QDid you receive any response?
Given the current COVID-19 situation, nothing has so far been said, on the way forward.
QHow is ongoing cooperation in the fight against the pandemic?
In addition to our support to our local partners, which amounts to about US$ 61,000, Norway has contributed a lot in the fight against COVID-19 through global funds. Norway contributed to establish a UN global fund to respond to the COVID-19 pandemic and provided a first contribution of US$ 15 million. Sri Lanka has been receiving a lot of funding from the UN funds for fighting COVID-19. That is one part where Norway has supported Sri Lanka. In addition to an initial contribution of US$ 1 million to WHO, Norway has pledged US$ 9 million in support of the COVID-19 Global Humanitarian Response Plan (GHRP). Several countries, including Sri Lanka are now using the open license solution.
CEPI is coordinating the development of new vaccines. Norway has contributed substantially to CEPI in financial terms; with NOK 1.6 billion in the period 2017- 2025. In addition, Norway has increased its support to CEPI by approximately USD 220 million for their work to develop vaccines against the virus.
QNorway has the expertise in the fisheries sector.

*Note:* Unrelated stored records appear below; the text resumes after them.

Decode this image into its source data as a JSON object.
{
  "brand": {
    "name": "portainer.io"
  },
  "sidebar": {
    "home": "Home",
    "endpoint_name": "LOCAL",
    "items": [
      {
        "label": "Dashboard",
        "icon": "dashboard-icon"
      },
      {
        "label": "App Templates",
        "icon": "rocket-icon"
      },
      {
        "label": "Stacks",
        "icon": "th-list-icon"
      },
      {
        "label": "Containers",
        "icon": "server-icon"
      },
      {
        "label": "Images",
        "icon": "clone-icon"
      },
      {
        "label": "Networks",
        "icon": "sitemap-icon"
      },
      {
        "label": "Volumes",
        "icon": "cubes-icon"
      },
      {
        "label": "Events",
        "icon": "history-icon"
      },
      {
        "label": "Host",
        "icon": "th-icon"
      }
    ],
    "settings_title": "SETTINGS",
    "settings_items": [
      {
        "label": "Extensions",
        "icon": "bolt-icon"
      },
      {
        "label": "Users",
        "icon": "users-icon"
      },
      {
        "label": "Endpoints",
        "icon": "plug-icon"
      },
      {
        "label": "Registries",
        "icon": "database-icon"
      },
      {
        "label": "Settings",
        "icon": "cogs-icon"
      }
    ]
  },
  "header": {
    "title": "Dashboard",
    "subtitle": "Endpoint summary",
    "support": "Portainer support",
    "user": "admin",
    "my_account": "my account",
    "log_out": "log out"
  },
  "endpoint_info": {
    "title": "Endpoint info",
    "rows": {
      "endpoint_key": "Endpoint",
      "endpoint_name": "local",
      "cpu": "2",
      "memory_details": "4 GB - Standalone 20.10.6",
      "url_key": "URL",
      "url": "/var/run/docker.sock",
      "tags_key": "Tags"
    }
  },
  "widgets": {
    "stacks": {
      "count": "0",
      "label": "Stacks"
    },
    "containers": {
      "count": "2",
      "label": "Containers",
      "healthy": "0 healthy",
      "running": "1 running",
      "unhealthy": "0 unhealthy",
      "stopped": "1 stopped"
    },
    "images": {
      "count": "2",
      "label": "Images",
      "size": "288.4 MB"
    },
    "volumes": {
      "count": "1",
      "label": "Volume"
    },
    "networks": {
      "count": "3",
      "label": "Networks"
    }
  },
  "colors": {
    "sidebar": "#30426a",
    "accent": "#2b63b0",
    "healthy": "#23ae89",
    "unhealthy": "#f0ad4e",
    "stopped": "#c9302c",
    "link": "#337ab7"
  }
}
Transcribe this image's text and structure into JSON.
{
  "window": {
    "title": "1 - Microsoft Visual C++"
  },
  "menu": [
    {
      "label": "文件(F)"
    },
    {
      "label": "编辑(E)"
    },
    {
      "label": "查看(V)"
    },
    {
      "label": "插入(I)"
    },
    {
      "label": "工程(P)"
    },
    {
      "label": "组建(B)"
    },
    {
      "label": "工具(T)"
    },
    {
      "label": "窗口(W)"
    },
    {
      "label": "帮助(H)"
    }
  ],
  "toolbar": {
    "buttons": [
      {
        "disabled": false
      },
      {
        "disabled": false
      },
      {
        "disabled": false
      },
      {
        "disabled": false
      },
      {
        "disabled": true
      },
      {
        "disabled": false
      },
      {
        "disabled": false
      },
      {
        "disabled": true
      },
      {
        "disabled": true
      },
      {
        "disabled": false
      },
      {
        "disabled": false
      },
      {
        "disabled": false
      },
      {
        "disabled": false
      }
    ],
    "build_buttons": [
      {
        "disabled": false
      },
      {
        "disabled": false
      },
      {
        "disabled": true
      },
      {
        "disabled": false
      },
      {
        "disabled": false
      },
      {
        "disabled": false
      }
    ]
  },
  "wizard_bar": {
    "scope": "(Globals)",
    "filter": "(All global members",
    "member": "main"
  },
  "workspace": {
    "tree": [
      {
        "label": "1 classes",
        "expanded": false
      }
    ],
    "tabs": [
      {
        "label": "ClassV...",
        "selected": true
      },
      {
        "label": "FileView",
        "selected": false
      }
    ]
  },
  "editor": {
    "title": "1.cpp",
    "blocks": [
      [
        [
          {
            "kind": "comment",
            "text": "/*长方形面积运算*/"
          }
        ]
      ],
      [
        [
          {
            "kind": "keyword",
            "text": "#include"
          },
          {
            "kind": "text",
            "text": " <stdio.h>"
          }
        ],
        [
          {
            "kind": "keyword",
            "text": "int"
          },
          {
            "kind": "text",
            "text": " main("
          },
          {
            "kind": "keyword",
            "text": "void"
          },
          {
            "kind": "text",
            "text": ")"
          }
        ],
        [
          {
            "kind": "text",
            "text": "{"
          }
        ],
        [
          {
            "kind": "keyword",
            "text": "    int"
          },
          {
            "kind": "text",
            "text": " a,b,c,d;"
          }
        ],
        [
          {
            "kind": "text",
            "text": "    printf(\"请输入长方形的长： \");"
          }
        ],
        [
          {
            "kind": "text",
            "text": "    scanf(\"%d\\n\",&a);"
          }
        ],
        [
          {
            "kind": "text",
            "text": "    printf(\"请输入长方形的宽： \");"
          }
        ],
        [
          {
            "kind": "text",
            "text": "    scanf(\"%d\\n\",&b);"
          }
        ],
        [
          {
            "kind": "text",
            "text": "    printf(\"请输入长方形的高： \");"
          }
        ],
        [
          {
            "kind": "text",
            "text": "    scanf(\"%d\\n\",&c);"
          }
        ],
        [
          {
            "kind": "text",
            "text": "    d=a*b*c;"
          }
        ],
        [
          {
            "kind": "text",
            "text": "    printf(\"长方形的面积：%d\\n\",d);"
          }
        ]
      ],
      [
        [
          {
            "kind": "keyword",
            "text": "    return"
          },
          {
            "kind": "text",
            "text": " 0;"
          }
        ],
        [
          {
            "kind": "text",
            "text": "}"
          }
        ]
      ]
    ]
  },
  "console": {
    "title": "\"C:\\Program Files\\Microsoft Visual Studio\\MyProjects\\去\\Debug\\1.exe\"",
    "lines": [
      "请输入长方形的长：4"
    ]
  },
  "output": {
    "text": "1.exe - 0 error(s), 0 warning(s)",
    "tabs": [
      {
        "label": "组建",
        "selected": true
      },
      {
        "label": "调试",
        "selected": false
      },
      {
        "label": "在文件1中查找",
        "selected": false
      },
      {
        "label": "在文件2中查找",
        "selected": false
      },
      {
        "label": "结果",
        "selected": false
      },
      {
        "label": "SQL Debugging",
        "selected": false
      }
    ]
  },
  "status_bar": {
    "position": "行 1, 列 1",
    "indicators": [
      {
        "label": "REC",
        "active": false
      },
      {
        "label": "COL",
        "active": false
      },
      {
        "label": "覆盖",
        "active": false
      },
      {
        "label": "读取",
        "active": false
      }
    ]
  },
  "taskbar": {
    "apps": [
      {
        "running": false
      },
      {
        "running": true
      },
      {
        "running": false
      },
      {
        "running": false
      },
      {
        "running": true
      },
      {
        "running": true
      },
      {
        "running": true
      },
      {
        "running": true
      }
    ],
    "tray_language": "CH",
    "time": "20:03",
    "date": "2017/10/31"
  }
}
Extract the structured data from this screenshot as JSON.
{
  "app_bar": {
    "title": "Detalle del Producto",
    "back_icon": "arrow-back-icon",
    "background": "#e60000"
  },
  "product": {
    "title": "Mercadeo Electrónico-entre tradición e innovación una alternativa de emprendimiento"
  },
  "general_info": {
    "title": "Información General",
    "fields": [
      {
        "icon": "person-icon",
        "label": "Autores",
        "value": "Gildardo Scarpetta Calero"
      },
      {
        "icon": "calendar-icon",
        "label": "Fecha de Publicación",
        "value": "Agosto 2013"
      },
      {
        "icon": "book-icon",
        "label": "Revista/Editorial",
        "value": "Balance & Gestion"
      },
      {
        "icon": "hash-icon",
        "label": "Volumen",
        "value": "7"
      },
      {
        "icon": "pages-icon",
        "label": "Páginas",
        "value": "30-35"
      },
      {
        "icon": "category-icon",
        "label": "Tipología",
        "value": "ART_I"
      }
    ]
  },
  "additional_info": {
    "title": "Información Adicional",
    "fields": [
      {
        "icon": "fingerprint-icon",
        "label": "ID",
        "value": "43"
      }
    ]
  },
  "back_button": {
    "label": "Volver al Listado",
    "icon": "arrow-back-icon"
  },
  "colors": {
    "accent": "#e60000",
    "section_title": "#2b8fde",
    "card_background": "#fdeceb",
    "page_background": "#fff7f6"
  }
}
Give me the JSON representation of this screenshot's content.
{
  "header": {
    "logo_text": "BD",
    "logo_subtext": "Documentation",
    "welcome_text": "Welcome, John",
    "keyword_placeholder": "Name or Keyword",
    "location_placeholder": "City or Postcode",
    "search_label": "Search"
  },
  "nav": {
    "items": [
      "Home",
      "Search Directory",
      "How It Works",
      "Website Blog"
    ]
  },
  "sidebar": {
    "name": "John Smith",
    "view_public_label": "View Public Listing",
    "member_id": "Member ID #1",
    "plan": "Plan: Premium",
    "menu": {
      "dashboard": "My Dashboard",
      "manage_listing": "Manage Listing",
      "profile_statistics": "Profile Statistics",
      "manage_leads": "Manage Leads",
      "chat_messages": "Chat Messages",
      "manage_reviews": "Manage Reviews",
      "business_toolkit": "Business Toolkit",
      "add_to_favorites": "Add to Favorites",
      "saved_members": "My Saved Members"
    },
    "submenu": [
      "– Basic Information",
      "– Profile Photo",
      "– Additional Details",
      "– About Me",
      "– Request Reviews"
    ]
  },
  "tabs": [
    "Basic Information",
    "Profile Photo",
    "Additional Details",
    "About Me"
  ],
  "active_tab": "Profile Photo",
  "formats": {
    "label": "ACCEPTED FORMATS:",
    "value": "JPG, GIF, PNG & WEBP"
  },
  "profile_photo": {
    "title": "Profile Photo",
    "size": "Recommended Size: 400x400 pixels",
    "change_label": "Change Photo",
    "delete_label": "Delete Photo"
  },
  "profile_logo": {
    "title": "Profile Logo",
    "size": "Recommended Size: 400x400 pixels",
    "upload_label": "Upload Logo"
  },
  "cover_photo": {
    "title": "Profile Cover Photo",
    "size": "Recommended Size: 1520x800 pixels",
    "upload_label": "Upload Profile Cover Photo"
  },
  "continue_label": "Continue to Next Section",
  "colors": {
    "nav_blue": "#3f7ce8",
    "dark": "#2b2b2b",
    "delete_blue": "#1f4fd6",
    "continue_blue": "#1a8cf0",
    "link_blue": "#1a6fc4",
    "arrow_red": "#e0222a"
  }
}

Sri Lanka is a victim of IUU fishing by South Indian fisherman. What can Norway suggest in this regard?
Norway has a lot of experience in dealing with how to manage resources in the ocean- one of them being the fisheries. It is extremely important to make sure that your resources in the ocean are sustainable. You have to agree with your neighbouring countries on how to resolve those issues. In that sense, Norway has a lot of experience. So far, we have not received any request from Sri Lanka or India. But, we do have a certain amount of expertise in these matters if there are requests.